Such scaremongering is not welcome here!
But I agree its a bit of a silly idea for TV remotes, I like my IR remote control, proven technology. Perhaps it could be used with some application a bit more substantial than changing channels! Sounds more like an industrial remote control thing to me.
All your power needs. And a little bit of exercise!
seems a little wasteful
in the choice between power only when i press a button, and power all the time, i'll choose the former. my electricity bills are high enough as it is. A couple of batteries every 5-10 years is significantly cheaper than a 2W energy field, even if it's only on when the tv is.
With all the talk about standby power these days, I'd have thought people might be better designing (and marketing) devices that use virtually no power when on standby, which can't be difficult to make..
Its a bit excessive
Generate a field like that because some people cant be bothered with changing the batteries every few years.
And not as environmentally friendly.
Your wifi transmits more than 2 watts?
Are you trying to be a hotspot for the whole neighborhood maybe?
Virgin Media remotes
Those buggers eat batteries like there's no tomorrow.
What about next door?
I used to live in a block of council flats with neighbours at all four sides and four corners. Just imagine the chaos. Being council properties and very poor residents, of course, everyone always had the latest and greatest gadgets. Never did work out how... I wasn't there that long myself...
Stupid, wasteful, idiotic ...
... over-engineered solution to non-problem.
>"a rechargeable version could exist, or one powered with a button cell which it reckons should give ten years of life in normal use."
All that, just to save replacing one tiny battery every ten years? Sledgehammer, meet nut. What's the lifespan of a modern telly, anyway?
Re: what about next door
If it's like the RF (but battery-powered) remote I have, you have to set it up first by programming the remote with the serial number of the box to be controlled. The gadget-under-control then only responds to commands for it's serial number.
As for this scheme of using RFID instead of plain RF/IR+battery, I have to agree that a better justification than not needing to buy a battery every 5 years seems likely to be needed.
Brilliant! Infinitely better than the RFID idea. What I want to see, though, is a tv powered by a treadmill.
Just like my grand-dad's automatic watch, 68 years old and I still haven't changed the battery, uhh, wound it, uhh...
I say a clockwork/rechargeable remote powered by the bass notes from the overpowered stereo in the neighbor's council flat/car.
Won't fly in the US anyway...
2W is far more power than the FCC would allow for such a device. As it would have to operate under the Part 15 rules for intentional radiators, it couldn't generate more than a few milliwatts.
The inductive pad is a much better method... and is already being used.
Photocell and capacitor remote?
Like the calculators? How much energy does an IR emitter need to emit a pulse?

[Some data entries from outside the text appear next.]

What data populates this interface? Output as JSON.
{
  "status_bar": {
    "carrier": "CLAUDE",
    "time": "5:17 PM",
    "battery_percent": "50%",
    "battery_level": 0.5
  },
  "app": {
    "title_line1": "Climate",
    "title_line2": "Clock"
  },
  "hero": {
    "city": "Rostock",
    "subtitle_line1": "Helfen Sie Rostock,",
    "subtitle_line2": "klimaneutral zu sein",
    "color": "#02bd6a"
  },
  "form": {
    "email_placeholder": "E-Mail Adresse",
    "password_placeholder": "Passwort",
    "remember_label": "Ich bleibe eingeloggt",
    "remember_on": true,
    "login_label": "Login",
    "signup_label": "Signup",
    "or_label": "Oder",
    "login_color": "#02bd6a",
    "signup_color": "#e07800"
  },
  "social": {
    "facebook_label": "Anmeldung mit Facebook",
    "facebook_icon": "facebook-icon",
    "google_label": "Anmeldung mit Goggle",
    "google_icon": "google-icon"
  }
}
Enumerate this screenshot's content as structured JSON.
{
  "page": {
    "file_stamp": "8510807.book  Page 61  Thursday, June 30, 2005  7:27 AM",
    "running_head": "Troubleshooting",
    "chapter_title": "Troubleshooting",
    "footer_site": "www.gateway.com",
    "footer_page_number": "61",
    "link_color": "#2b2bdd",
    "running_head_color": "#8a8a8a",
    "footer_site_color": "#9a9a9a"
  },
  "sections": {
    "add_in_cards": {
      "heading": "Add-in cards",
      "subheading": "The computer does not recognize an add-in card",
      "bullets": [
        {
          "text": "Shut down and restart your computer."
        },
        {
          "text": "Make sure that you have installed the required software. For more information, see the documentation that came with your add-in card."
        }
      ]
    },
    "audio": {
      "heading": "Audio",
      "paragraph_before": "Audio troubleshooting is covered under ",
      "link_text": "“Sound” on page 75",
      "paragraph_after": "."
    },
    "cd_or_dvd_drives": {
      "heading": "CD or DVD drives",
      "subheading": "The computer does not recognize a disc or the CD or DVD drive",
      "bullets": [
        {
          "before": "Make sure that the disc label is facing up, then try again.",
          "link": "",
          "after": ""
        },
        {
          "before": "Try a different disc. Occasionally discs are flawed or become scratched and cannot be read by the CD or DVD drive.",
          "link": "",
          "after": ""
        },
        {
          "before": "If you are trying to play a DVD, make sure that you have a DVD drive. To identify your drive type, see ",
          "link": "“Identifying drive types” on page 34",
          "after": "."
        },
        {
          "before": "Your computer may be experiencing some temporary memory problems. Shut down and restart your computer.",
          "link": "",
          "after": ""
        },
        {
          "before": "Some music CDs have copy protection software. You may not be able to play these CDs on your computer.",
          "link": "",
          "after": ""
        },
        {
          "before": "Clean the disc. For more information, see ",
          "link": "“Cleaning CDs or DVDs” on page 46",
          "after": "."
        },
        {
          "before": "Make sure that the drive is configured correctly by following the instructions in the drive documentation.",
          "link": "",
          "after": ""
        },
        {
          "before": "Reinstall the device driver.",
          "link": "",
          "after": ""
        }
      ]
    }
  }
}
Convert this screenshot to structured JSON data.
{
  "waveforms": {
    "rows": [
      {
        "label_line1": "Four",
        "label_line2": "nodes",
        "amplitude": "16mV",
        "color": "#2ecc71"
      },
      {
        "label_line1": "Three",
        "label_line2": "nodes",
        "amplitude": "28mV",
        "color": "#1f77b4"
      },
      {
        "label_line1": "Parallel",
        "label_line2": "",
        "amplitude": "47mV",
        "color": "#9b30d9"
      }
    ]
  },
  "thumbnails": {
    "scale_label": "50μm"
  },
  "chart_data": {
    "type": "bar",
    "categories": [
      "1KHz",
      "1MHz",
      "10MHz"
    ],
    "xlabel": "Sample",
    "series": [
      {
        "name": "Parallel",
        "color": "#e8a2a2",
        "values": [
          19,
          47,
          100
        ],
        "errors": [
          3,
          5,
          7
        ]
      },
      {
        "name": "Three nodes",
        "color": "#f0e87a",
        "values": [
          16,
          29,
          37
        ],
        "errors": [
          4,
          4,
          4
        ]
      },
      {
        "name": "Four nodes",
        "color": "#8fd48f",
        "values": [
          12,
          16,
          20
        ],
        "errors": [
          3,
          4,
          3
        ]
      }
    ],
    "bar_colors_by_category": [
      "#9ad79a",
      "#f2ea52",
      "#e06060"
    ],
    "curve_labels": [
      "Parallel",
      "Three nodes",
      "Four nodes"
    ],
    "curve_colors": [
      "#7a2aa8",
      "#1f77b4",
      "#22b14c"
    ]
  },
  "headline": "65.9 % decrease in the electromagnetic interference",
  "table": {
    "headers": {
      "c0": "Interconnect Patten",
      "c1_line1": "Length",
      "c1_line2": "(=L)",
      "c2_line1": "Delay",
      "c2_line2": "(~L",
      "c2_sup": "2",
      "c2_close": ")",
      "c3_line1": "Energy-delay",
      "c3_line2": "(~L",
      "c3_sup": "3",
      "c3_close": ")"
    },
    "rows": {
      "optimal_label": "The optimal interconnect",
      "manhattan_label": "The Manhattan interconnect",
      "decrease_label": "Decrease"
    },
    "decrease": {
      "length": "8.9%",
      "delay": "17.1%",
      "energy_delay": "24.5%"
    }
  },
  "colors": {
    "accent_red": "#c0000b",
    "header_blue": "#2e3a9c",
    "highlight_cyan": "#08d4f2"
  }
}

It can charge up from the room light, unless you sit in the dark (and risk eyestrain), and if you are an inveterate channel-hopper, the capacitors will keep running down and making you bloody well stop it. In other words, the idea has no downsides.
Or how about a pietzoelectric squeeze remote?
But seriously, the batteries in most remotes last for ages.
- Review Reg man looks through a Glass, darkly: Google's toy ploy or killer tech specs?
- MEN WANTED to satisfy town full of yearning BRAZILIAN HOTNESS
- +Comment 'Stop dissing Google or quit': OK, I quit, says Code Club co-founder
- Nokia: Read our Maps, Samsung – we're HERE for the Gear
- Ofcom will not probe lesbian lizard snog in new Dr Who series